# WORK TASK
Search the listing for "channel" and copy every line where it appears.

# RECORDS FOR THIS TASK
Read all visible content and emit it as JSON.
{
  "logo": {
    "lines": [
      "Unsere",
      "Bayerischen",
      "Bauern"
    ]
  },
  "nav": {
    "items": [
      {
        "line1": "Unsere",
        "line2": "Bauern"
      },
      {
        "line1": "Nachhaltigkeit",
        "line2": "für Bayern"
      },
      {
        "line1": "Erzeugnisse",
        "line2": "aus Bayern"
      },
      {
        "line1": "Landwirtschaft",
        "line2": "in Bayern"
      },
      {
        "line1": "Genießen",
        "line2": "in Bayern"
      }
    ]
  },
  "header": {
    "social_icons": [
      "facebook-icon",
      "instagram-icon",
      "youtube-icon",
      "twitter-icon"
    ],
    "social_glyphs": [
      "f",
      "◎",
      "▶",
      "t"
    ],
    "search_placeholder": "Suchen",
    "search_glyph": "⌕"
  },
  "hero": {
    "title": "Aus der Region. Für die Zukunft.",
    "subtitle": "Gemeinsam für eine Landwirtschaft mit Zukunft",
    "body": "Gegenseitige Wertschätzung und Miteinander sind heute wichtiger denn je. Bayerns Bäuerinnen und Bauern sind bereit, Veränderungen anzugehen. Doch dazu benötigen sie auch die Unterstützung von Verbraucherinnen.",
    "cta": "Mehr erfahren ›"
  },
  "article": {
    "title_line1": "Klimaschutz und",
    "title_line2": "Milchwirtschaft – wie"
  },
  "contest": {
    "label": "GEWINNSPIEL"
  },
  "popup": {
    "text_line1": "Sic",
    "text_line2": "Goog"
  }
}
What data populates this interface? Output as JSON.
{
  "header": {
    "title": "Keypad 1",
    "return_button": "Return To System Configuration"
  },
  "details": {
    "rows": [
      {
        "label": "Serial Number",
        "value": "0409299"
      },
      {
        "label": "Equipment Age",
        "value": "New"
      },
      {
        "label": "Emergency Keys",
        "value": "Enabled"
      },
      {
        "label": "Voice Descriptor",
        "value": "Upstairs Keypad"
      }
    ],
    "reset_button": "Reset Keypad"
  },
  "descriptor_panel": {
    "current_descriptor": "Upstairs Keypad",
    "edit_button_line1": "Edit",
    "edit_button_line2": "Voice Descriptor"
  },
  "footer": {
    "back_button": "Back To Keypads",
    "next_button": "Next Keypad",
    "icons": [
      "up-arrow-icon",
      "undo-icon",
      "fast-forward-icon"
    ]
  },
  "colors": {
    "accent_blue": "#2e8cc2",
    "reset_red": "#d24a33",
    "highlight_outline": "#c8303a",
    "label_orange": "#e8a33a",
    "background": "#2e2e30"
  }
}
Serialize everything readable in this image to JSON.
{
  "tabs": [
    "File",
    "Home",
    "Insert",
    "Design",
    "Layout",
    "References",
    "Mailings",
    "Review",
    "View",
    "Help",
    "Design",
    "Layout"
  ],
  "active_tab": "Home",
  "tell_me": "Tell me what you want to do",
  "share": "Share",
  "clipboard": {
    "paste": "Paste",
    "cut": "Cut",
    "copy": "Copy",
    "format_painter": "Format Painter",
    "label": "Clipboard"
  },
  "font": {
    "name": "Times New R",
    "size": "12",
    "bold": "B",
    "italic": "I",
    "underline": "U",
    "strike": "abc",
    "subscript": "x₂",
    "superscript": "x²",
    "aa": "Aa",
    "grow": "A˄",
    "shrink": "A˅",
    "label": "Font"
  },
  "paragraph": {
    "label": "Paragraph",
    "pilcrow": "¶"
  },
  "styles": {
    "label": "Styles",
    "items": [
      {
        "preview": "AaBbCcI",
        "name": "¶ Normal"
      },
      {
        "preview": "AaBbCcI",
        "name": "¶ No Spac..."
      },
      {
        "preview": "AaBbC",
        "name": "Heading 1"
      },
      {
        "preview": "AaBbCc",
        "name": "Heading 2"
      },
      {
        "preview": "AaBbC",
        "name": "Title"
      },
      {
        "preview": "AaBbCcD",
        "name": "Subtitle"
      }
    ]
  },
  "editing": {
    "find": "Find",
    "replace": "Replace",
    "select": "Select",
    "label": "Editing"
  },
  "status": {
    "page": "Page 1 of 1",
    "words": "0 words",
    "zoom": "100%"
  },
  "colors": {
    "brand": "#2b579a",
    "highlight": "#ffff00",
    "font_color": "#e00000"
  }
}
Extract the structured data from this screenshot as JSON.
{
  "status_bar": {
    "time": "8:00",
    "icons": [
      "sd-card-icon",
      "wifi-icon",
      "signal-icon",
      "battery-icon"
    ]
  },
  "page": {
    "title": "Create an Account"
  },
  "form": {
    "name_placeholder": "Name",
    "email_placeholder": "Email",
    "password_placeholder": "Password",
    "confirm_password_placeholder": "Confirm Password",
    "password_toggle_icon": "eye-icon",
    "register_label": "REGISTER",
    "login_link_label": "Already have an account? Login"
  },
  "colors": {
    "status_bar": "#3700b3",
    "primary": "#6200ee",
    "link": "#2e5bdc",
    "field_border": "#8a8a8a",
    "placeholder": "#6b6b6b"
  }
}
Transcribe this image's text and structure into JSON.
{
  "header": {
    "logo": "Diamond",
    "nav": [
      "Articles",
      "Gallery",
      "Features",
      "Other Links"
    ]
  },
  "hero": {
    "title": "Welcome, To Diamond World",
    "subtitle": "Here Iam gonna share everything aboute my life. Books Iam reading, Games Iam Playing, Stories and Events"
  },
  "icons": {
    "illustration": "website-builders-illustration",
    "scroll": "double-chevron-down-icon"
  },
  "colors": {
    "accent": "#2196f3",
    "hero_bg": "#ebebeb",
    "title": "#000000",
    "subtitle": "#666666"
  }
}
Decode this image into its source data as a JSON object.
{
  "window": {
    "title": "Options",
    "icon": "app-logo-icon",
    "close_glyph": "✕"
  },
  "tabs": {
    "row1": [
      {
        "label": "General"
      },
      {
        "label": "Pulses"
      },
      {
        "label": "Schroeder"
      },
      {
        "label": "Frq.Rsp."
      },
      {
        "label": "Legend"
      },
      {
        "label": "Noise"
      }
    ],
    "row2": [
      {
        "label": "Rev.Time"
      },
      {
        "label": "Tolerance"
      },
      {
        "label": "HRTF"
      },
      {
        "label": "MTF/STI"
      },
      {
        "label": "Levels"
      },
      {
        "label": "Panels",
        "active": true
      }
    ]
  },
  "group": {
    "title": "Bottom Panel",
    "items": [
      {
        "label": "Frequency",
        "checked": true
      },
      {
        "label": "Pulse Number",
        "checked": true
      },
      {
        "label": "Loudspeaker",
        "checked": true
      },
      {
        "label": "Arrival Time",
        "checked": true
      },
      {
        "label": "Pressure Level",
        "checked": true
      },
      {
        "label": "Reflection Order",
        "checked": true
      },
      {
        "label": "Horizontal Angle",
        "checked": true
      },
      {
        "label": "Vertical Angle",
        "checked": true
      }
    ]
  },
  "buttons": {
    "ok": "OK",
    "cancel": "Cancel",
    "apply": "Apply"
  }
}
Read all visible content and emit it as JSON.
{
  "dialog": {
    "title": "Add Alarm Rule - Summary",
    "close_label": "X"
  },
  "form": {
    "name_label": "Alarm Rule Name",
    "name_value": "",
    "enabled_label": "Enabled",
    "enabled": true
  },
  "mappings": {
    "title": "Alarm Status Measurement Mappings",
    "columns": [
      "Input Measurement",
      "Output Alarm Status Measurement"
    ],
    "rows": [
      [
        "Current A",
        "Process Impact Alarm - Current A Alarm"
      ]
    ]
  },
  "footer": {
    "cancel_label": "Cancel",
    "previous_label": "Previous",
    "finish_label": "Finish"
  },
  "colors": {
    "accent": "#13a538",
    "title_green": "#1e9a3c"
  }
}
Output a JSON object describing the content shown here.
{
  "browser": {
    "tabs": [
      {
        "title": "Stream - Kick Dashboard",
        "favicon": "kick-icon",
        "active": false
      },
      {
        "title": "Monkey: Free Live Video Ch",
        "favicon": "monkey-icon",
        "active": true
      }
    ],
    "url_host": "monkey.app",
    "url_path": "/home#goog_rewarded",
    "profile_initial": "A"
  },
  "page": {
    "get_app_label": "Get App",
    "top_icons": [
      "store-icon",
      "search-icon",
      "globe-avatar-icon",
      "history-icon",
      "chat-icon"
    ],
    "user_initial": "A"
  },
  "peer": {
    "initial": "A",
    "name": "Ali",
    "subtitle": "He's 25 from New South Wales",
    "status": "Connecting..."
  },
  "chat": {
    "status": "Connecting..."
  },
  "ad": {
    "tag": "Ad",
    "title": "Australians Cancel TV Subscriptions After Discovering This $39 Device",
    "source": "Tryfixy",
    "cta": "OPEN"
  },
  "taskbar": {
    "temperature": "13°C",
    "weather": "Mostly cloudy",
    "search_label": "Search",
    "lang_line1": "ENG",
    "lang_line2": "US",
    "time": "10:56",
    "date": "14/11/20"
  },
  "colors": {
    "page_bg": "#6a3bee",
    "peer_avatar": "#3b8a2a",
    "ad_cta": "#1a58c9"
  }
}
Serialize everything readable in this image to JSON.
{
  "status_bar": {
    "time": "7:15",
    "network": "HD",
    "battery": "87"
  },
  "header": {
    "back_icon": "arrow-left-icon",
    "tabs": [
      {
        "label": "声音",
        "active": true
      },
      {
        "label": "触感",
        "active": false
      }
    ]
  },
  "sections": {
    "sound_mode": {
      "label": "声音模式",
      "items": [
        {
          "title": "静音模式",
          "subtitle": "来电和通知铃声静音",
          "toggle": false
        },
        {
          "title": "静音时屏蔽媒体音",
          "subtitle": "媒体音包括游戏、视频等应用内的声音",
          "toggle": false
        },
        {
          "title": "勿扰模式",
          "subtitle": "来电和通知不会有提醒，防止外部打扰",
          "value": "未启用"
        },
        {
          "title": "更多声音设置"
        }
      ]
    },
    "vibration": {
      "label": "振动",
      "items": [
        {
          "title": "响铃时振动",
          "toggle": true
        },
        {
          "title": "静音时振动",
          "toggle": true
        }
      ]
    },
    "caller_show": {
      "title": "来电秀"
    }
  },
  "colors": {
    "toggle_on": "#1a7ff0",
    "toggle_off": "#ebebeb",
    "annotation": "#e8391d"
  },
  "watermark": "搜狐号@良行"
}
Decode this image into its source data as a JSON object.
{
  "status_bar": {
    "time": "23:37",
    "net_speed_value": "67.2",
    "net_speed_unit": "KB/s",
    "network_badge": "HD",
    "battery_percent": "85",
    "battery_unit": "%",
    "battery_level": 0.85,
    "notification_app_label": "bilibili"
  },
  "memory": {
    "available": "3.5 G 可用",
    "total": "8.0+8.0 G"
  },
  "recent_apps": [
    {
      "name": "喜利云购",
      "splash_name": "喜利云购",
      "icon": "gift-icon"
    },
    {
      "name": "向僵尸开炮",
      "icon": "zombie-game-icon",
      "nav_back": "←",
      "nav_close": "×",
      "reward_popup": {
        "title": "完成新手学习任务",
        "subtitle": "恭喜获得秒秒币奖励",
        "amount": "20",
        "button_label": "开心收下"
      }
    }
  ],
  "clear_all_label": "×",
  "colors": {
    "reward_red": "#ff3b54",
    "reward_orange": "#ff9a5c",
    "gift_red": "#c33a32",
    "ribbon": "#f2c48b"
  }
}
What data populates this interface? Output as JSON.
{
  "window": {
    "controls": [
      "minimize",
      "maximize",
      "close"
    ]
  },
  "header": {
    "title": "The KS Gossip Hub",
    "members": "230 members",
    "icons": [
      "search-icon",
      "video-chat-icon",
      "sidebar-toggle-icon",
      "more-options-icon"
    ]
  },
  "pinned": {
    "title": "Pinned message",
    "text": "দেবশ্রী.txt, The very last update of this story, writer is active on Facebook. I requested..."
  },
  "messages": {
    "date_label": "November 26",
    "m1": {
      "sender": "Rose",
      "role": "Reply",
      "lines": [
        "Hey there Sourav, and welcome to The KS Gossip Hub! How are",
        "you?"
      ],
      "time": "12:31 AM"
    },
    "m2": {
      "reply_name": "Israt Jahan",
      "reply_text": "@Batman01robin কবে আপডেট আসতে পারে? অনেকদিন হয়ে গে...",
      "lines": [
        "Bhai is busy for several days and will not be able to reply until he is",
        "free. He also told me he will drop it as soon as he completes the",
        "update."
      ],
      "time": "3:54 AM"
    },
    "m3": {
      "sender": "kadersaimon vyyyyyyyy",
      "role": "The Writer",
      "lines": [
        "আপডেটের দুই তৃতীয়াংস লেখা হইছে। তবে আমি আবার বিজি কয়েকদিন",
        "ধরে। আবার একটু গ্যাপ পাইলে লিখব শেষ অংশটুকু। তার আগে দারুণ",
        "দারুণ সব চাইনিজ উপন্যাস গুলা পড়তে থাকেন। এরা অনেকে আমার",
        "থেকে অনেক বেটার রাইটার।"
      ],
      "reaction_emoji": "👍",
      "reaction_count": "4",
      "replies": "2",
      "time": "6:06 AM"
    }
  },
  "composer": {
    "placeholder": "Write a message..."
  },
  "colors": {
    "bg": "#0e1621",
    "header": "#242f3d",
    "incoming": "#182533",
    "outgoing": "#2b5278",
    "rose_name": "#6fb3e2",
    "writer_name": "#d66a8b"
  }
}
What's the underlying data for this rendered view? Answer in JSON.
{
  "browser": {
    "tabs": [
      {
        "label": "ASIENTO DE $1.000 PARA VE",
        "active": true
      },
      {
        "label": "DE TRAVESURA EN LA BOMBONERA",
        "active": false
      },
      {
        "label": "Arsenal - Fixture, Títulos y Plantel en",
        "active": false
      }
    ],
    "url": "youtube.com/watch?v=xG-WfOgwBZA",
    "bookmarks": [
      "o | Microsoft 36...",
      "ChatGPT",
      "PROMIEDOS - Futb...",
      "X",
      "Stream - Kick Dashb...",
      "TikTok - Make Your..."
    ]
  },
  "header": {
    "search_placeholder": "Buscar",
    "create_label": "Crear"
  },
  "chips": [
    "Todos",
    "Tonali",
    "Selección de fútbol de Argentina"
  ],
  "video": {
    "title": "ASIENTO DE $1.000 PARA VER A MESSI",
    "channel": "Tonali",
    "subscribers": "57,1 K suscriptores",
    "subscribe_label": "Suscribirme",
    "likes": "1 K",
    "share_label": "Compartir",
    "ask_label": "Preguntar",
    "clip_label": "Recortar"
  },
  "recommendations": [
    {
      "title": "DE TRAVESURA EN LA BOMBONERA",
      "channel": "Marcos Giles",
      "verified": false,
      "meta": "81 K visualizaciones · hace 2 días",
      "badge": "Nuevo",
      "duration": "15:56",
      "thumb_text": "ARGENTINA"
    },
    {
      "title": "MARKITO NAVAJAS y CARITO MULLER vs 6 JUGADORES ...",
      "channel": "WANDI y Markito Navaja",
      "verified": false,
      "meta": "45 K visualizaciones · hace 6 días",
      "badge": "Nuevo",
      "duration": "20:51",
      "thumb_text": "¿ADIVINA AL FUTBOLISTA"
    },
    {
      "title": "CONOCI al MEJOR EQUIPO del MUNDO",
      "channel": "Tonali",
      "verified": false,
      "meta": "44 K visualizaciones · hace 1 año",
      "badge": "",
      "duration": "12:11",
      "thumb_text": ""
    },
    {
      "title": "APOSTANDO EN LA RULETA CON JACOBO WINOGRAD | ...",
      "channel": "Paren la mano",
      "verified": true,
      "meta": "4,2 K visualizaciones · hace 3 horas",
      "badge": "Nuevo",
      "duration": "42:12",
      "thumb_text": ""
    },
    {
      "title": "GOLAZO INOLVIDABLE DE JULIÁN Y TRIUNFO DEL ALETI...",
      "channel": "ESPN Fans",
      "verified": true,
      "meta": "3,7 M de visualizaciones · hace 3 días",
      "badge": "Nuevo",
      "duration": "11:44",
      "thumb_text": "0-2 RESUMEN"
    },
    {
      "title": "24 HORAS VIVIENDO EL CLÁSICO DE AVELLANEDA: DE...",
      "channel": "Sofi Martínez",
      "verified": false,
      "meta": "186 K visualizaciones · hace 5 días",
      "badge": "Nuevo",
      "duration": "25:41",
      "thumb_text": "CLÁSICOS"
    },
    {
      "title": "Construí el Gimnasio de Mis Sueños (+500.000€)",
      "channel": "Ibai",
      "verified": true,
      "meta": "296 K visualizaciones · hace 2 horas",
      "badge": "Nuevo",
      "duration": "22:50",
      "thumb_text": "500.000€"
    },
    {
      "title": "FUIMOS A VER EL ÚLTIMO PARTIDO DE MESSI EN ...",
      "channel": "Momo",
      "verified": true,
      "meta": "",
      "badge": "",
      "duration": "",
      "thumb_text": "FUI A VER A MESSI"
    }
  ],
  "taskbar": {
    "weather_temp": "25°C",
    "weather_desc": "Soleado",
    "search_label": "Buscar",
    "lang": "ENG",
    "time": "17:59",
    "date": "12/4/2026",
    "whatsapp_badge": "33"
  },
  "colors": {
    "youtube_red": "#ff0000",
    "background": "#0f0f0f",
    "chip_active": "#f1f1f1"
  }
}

# WRITTEN REPLY
    "channel": "Tonali",
      "channel": "Marcos Giles",
      "channel": "WANDI y Markito Navaja",
      "channel": "Tonali",
      "channel": "Paren la mano",
      "channel": "ESPN Fans",
      "channel": "Sofi Martínez",
      "channel": "Ibai",
      "channel": "Momo",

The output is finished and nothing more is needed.